Back to those extras though – there’s a standard making of that isn’t essential, but the look at the “Visual FX” is one of the best extras I’ve seen in years. The title is a bit misleading, as it’s a collection of four featurettes, two on the visuals, one on the sound, and another on the poster designs, but all four should be required viewing for both film buffs and budding filmmakers. The visual effects focus on image enhancement (color and such) and removing unwanted elements (best bit – having to clean some dog poop out of the otherwise pristine snowy landscape), instead of “Look at these cool aliens we made!”, so basically it explains how VFX SHOULD be used. Then we get a similar look at how the audio was enhanced and fixed, which is something you don’t see a lot of these days. But the most original one is the poster design. It’s only 90 seconds long, but you see a series of proposed posters for the film, while director Roar Uthaug explains why they were rejected (“Looks like a snowboarding movie” “This isn’t Saw in the snow.”, etc). A fascinating look at how an oft-overlooked but crucial part of selling a film to an audience can develop.
Then we get a look at how a simple scene (the kids in the car, driving to the mountain0 can change. We see their rehearsal, the scene’s first cut, and then the final cut as seen in the film. Again, this is great stuff for those who might wonder why the bootleg script they bought doesn’t reflect the finished film down to the letter. We also get an old short film from the director, and another odd, unexplained bit of two of the film’s actors walking around the ski lodge together. The other extras are good but a little more basic: trailers, a music video (the soundtrack to this movie, particularly the end credits song, is awesome), and some bloopers. The only actual disappointment is the “Alternate Ending”, which is just the movie’s ending with some storyboards edited in where more complex shots would have gone if they could have afforded it. But otherwise the extras are as entertaining as the film, and all together we’re talking about around an hour’s worth of bonus material, with almost zero worthless filler.

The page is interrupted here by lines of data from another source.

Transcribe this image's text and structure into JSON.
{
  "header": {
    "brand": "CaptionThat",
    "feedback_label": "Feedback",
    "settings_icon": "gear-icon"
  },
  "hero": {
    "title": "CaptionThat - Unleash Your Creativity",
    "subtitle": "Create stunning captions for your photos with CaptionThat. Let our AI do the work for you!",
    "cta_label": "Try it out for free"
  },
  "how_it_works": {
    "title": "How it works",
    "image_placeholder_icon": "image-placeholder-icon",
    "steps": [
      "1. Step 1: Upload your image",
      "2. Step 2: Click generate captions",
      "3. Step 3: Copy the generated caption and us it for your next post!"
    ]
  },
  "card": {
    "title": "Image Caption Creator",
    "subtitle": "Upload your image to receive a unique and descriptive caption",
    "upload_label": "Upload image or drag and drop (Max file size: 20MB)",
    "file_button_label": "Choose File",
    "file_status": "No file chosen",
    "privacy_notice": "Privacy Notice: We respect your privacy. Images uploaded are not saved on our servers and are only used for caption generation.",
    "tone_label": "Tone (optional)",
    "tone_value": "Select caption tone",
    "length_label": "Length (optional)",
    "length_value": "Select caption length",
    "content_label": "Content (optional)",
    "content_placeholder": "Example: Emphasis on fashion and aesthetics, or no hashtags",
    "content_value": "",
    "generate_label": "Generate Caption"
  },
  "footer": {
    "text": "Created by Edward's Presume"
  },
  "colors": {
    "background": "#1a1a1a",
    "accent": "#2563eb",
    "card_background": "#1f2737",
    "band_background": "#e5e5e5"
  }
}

Another thing I want to praise. The opening credits list about 6 production companies, but we only have to watch two animated logos (and one of them, for Fantefilm, is actually a pretty great bumper). Attn: Spain and Ireland, whose films often have like 20 fucking logos - this is how you do it.
What say you?